I am in Nairobi now for a week-long World Bank/IFC mission to promote corporate governance amongst East Africa’s aggressive family owned enterprises and I would frequently challenge business leaders to ponder on the unique Japanese approach to longevity especially for the Toraya Group.

Five hundred years later, Toraya continues to stand tall above other family owned enterprises with the current proprietor belonging to the 17th generation, ably supported by the next in line successor-son Kurokawa Mitsuharu.

How did the family business managed to navigate the business amidst an emotion-driven enterprise where family relationships always come first over business?

The “ie” concept, unique only to Japanese family business community immediately comes to life.

Non-existent to the western world, the concept in a patrilineal household, is at the core of the traditional Japanese family and is based on a forefather or primogenitor model.

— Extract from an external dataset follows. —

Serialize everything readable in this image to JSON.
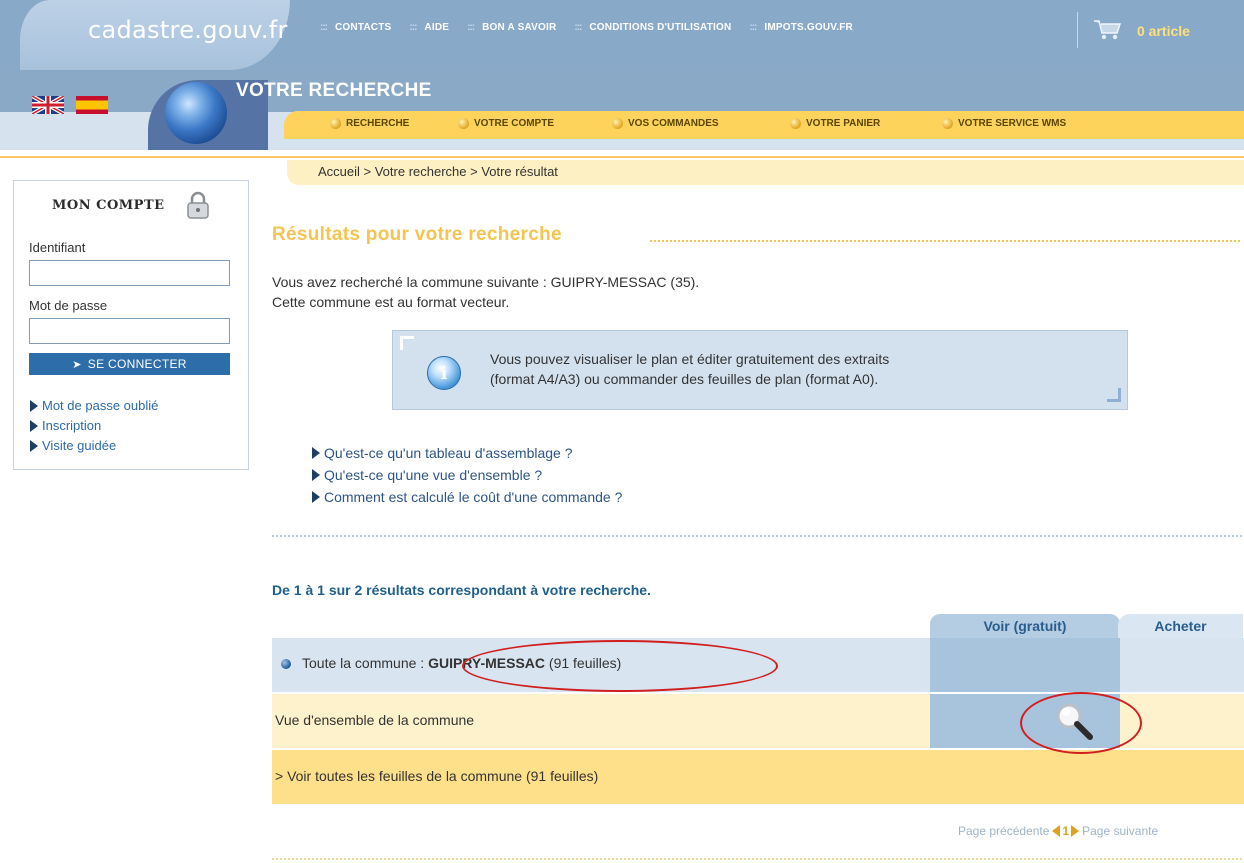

In this ecosystem, only one child inherits. All of the other children in any generation are expected to eventually leave the family and go on to establish themselves in some other institution. The chosen successor, usually the eldest son, inherits the family and everything to do with the family, and the rest of the children have to find their own way in the world.

In theory, the “ie” should last forever and in principle never dies. Japanese culture plays down the role of the individual and places significance on the importance of conformity and the success of the group.

The primary objective of an “ie” is to preserve the clan. Therefore, it entails: (1) long-term planning, (2) priority to market share, rather than profit, (3) weak shareholder position, (4) resisting mergers and acquisitions, and (5) displaying, even more, strength in the face of adversity.

Since the company should last forever, a Japanese family business based on the “ie” principle will have very few disturbances from misalignment or possible frictions between the different family circles.

The Chairman/CEO and head of the “ie” is usually in full control and the family is programmed to support him in any possible way.

In case there are no children or the offspring of the owning family is not willing or capable to fill the position, the head of the “ie” can rope in an outsider via adoption.

This centuries-old adult adoption practice in Japan was developed as a mechanism for families to extend their family name, estate and ancestry without an unwieldy reliance on bloodlines.  The Chairman/ CEO of the “ie” can substitute his own bloodline with a competent person that he likes.

By choosing a “mini-me” he can ensure the survival of the business and bar incompetent heirs from ruining the family lineage. The effect is twofold: (1) his own children will be much more aligned to the overall business goals; (2) he signals to his employees or talent pool that they also have a theoretical chance to make it big.

It is the unwritten spirit of “ie” and truly lived unity that is powerful. Written agreements are important, but worthless if the core “ie” does not exist.

This addresses the question why Japan has 7 out of the 10 oldest companies on the planet and also has the highest concentration of old family businesses by any measure such as GDP, population, and land mass.

(esoriano@wongadvisory.com)